Textile Industry Holds Potential To Lead ‘Make In India’ Campaign

Textile Industry Holds Potential To Lead ‘Make In India’ Campaign
World’s second largest producer of cotton and silk is also the second largest textile manufacturer. India, the story that is waiting to be told on the world forum will soon turn into the biggest success India has even seen after IT, provided the ‘Make in India’ campaign gives it the much needed fillip.

In fact, textile is what connects the modern society to anthropology. Archeologists have found evidences to support the fact that weaving existed during the time of Harappan civilisation. Humankind back then, was adept with weaving, and spinning. Supportive literature has been found in Vedic manuscripts as well.

Textile trade was something ancient India always engaged in, with other countries such as Egypt. The tombs of dead possessed block printed cotton with resist-dyed fabrics that were traced back to Gujarat! At this juncture, two civilisations had engaged in trade with each other since time immemorial.

After the British colonialised India and took over the reins of administration from smaller princely states, the cry for freedom started resonating from all corners of the country. Quit India movement started, which was a crucial step towards ensuring freedom for the country. Gandhiji’s ‘Swadeshi’ movement had a very significant role etched out for textile.

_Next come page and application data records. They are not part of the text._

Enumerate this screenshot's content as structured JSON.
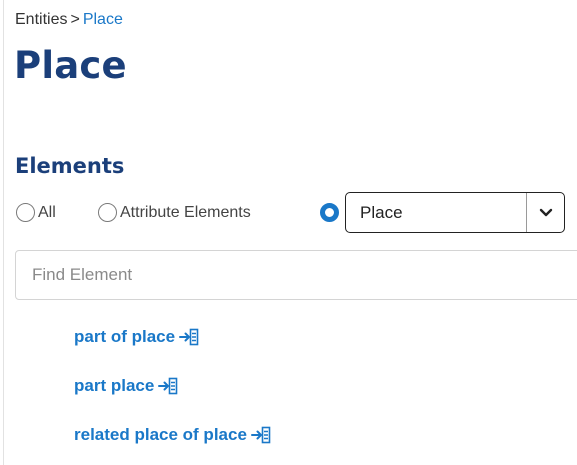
{
  "breadcrumb": {
    "root": "Entities",
    "separator": ">",
    "current": "Place"
  },
  "page_title": "Place",
  "elements_section": {
    "title": "Elements",
    "filters": [
      {
        "label": "All",
        "checked": false
      },
      {
        "label": "Attribute Elements",
        "checked": false
      },
      {
        "label": "",
        "checked": true
      }
    ],
    "select": {
      "value": "Place",
      "icon": "chevron-down-icon"
    },
    "search": {
      "placeholder": "Find Element",
      "value": ""
    },
    "items": [
      {
        "label": "part of place",
        "icon": "insert-into-list-icon"
      },
      {
        "label": "part place",
        "icon": "insert-into-list-icon"
      },
      {
        "label": "related place of place",
        "icon": "insert-into-list-icon"
      }
    ]
  },
  "colors": {
    "title": "#1b3f7a",
    "link": "#1a78c8",
    "text": "#333333",
    "border": "#d4d4d4"
  }
}
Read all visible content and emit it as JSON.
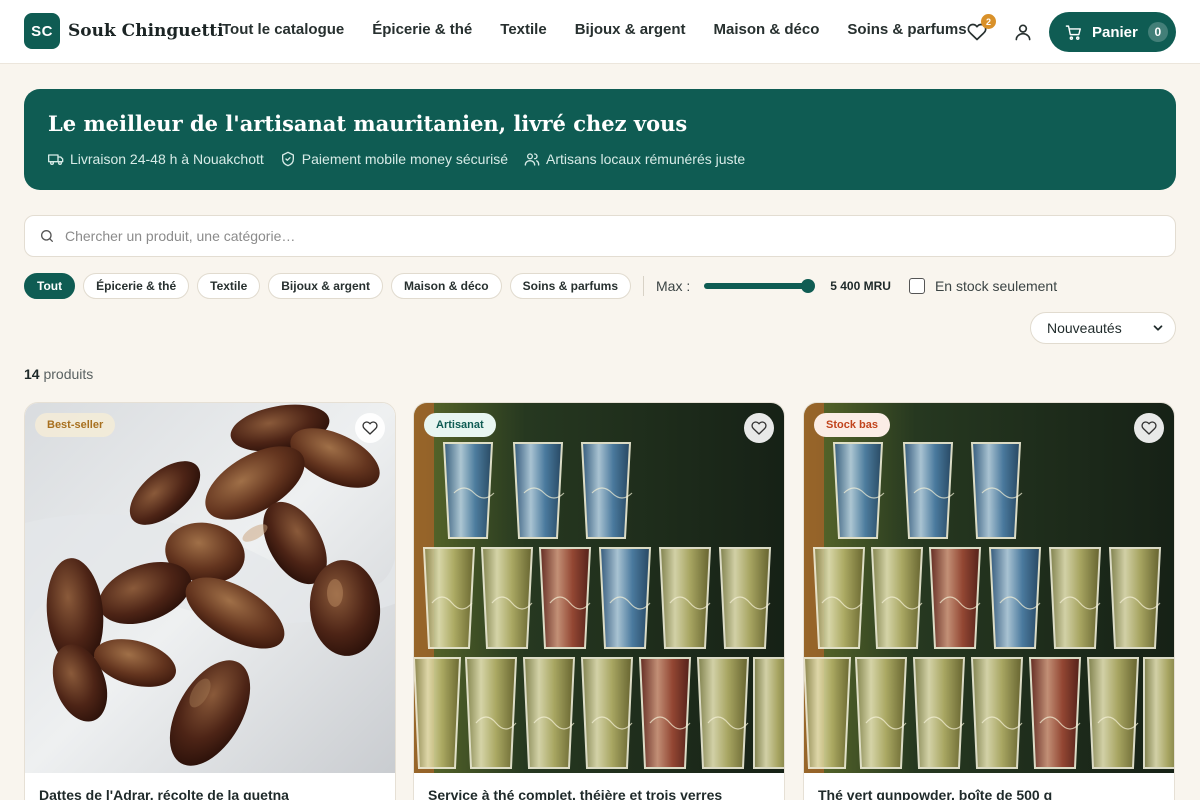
{
  "brand": {
    "badge": "SC",
    "name": "Souk Chinguetti"
  },
  "nav": [
    "Tout le catalogue",
    "Épicerie & thé",
    "Textile",
    "Bijoux & argent",
    "Maison & déco",
    "Soins & parfums"
  ],
  "header": {
    "favorites_count": "2",
    "cart_label": "Panier",
    "cart_count": "0"
  },
  "hero": {
    "title": "Le meilleur de l'artisanat mauritanien, livré chez vous",
    "features": [
      {
        "icon": "truck-icon",
        "text": "Livraison 24-48 h à Nouakchott"
      },
      {
        "icon": "shield-icon",
        "text": "Paiement mobile money sécurisé"
      },
      {
        "icon": "users-icon",
        "text": "Artisans locaux rémunérés juste"
      }
    ]
  },
  "search": {
    "placeholder": "Chercher un produit, une catégorie…"
  },
  "filters": {
    "chips": [
      "Tout",
      "Épicerie & thé",
      "Textile",
      "Bijoux & argent",
      "Maison & déco",
      "Soins & parfums"
    ],
    "active_index": 0,
    "max_label": "Max :",
    "max_value": "5 400 MRU",
    "slider_fraction": 0.94,
    "in_stock_label": "En stock seulement",
    "in_stock_checked": false
  },
  "sort": {
    "selected": "Nouveautés"
  },
  "results": {
    "count": "14",
    "suffix": "produits"
  },
  "products": [
    {
      "badge": "Best-seller",
      "badge_type": "best",
      "title": "Dattes de l'Adrar, récolte de la guetna",
      "image": "dates"
    },
    {
      "badge": "Artisanat",
      "badge_type": "art",
      "title": "Service à thé complet, théière et trois verres",
      "image": "tea-glasses"
    },
    {
      "badge": "Stock bas",
      "badge_type": "low",
      "title": "Thé vert gunpowder, boîte de 500 g",
      "image": "tea-glasses"
    }
  ],
  "colors": {
    "primary": "#0f5c53",
    "background": "#f9f5ee",
    "accent": "#d9912a"
  }
}
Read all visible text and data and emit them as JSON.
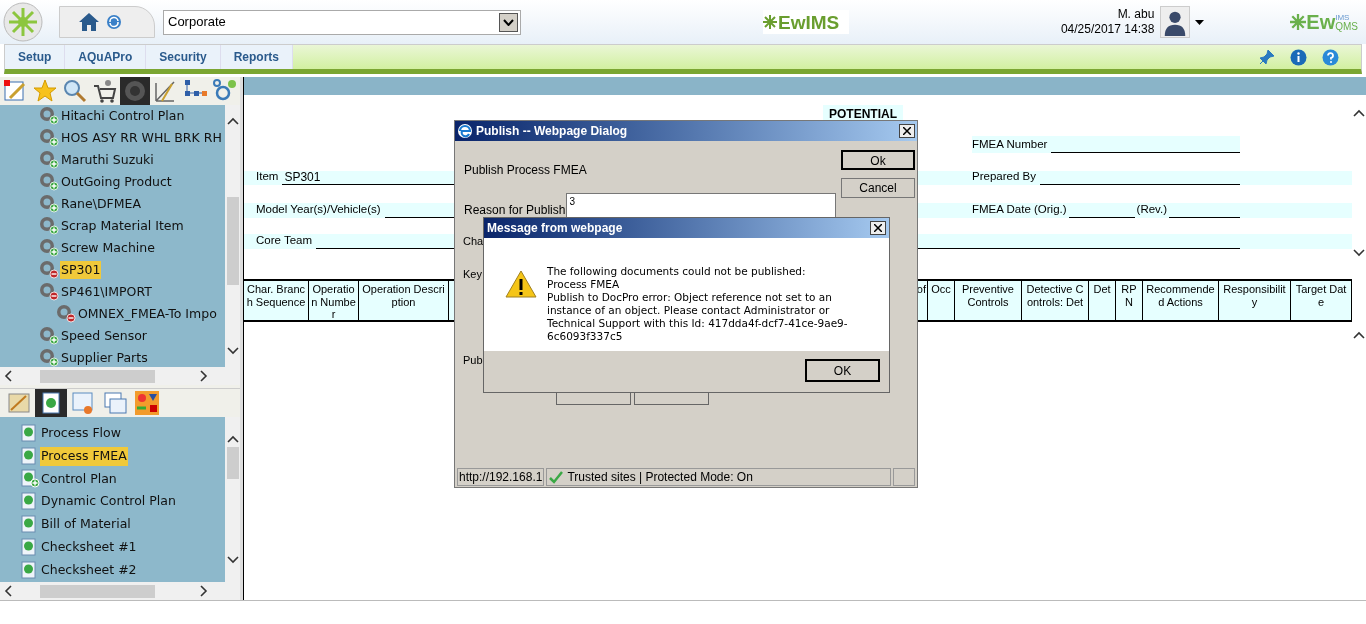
{
  "header": {
    "company_select": {
      "value": "Corporate"
    },
    "app_logo": "EwIMS",
    "brand_logo_main": "Ew",
    "brand_logo_sup": "IMS",
    "brand_logo_sub": "QMS",
    "user": {
      "name": "M. abu",
      "datetime": "04/25/2017 14:38"
    }
  },
  "menu": [
    {
      "label": "Setup"
    },
    {
      "label": "AQuAPro"
    },
    {
      "label": "Security"
    },
    {
      "label": "Reports"
    }
  ],
  "sidebar": {
    "toolbar": [
      {
        "kind": "edit",
        "selected": false
      },
      {
        "kind": "star",
        "selected": false
      },
      {
        "kind": "search",
        "selected": false
      },
      {
        "kind": "cart",
        "selected": false
      },
      {
        "kind": "gear",
        "selected": true
      },
      {
        "kind": "compass",
        "selected": false
      },
      {
        "kind": "flow",
        "selected": false
      },
      {
        "kind": "circles",
        "selected": false
      }
    ],
    "tree": [
      {
        "label": "Hitachi Control Plan",
        "expanded": false,
        "selected": false
      },
      {
        "label": "HOS ASY RR WHL BRK RH",
        "expanded": false,
        "selected": false
      },
      {
        "label": "Maruthi Suzuki",
        "expanded": false,
        "selected": false
      },
      {
        "label": "OutGoing Product",
        "expanded": false,
        "selected": false
      },
      {
        "label": "Rane\\DFMEA",
        "expanded": false,
        "selected": false
      },
      {
        "label": "Scrap Material Item",
        "expanded": false,
        "selected": false
      },
      {
        "label": "Screw Machine",
        "expanded": false,
        "selected": false
      },
      {
        "label": "SP301",
        "expanded": true,
        "selected": true
      },
      {
        "label": "SP461\\IMPORT",
        "expanded": true,
        "selected": false,
        "children": [
          {
            "label": "OMNEX_FMEA-To Impo",
            "expanded": true,
            "selected": false
          }
        ]
      },
      {
        "label": "Speed Sensor",
        "expanded": false,
        "selected": false
      },
      {
        "label": "Supplier Parts",
        "expanded": false,
        "selected": false
      }
    ],
    "toolbar2": [
      {
        "kind": "drafting",
        "selected": false
      },
      {
        "kind": "document",
        "selected": true
      },
      {
        "kind": "certificate",
        "selected": false
      },
      {
        "kind": "table",
        "selected": false
      },
      {
        "kind": "shapes",
        "selected": false
      }
    ],
    "documents": [
      {
        "label": "Process Flow",
        "selected": false,
        "addable": false
      },
      {
        "label": "Process FMEA",
        "selected": true,
        "addable": false
      },
      {
        "label": "Control Plan",
        "selected": false,
        "addable": true
      },
      {
        "label": "Dynamic Control Plan",
        "selected": false,
        "addable": false
      },
      {
        "label": "Bill of Material",
        "selected": false,
        "addable": false
      },
      {
        "label": "Checksheet #1",
        "selected": false,
        "addable": false
      },
      {
        "label": "Checksheet #2",
        "selected": false,
        "addable": false
      }
    ]
  },
  "form": {
    "title": "POTENTIAL",
    "item_label": "Item",
    "item_value": "SP301",
    "model_label": "Model Year(s)/Vehicle(s)",
    "core_team_label": "Core Team",
    "fmea_number_label": "FMEA Number",
    "prepared_by_label": "Prepared By",
    "fmea_date_label": "FMEA Date (Orig.)",
    "rev_label": "(Rev.)"
  },
  "table": {
    "columns_left": [
      "Char. Branch Sequence",
      "Operation Number",
      "Operation Description"
    ],
    "columns_right": [
      "of",
      "Occ",
      "Preventive Controls",
      "Detective Controls: Det",
      "Det",
      "RPN",
      "Recommended Actions",
      "Responsibility",
      "Target Date"
    ]
  },
  "publish_dialog": {
    "title": "Publish -- Webpage Dialog",
    "heading": "Publish Process FMEA",
    "reason_label": "Reason for Publish",
    "reason_value": "3",
    "partial_labels": [
      "Cha",
      "Key",
      "Pub"
    ],
    "buttons": [
      "Ok",
      "Cancel"
    ],
    "status_url": "http://192.168.1",
    "status_zone": "Trusted sites | Protected Mode: On"
  },
  "message_dialog": {
    "title": "Message from webpage",
    "lines": [
      "The following documents could not be published:",
      "Process FMEA",
      "Publish to DocPro error: Object reference not set to an instance of an object. Please contact Administrator or Technical Support with this Id: 417dda4f-dcf7-41ce-9ae9-6c6093f337c5"
    ],
    "button": "OK"
  }
}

From being a mere fabric, Khadi turned into the symbol of freedom through this period. Gandhi took the humble charkha and made it a symbol of resistance to British rule in India.

Cut to modern times and consider these facts. This industry is truly an equal opportunity employer. Traditionally, after agriculture, this is the only other sector that has generated huge employment opportunities for people irrespective of the literacy levels since it uses both skilled and unskilled human resources. Over 35 million people are employed in this sector either directly or otherwise.

Textile industry, which thrives on both handloom sector and powerlooms, has been riding way too many horses and has tasted success with each off shoot of its own industry. Whether it is woolen looms, jute or silk, textile industry has home grown experts who have provided the much needed orientation with excellent support system.

In the recent times, the availability of raw material at reasonable costs and availability of labour, along with giant strides in technology involving the progress of textile industry, it has turned into a sector that holds lots of promises.

Major textile companies in the recent times, posted a good growth with increase in net profit and a significant drop in net loss, signaling good times ahead for the sector.

What has helped the textile industry, however, is the fact that neighbouring countries like China and Bangladesh who are significant players in the same sector facing structural challenges to the extent that it has affected their export capabilities.

India’s increasing efficiency in the sector along with 100% FDI allowed in the industry, is helping Indian textile firms consolidate their export positions. With US economy being slightly on the revival mode and India’s aggressive campaigning with Prime Minister Modi’s ‘Make In India’ tagline, textile sector is out to see much better days ahead than in the recent past.

A free trade agreement with Eurpoean Union can seriously turn things around for India that is looking at enhancing its textile potential within and outside the country.

India being the third largest exporter is looking at all possible ways of taking over the space left vacant by China. Tapping new markets, while working in its own space to meet the challenges seem to be the two roads ahead of Indian textile sector which is awaiting government’s booster dose to get its yarns into the looms.

Mega textile shows have been held in new markets such as Japan, Middle East and more are planned to enter spaces in Latin America and Eastern European Countries which are among large economies that can strengthen India’s ‘Make In India’ campaign.

The concept of smart cities that can house multiple expertise, along with organising of skilled and unskilled labour, fair practices and a consolidated legal framework to protect the interest of both workers and employers can surely place textile industry on a growth trajectory like never seen before.

India can then make it for both the world, and for self.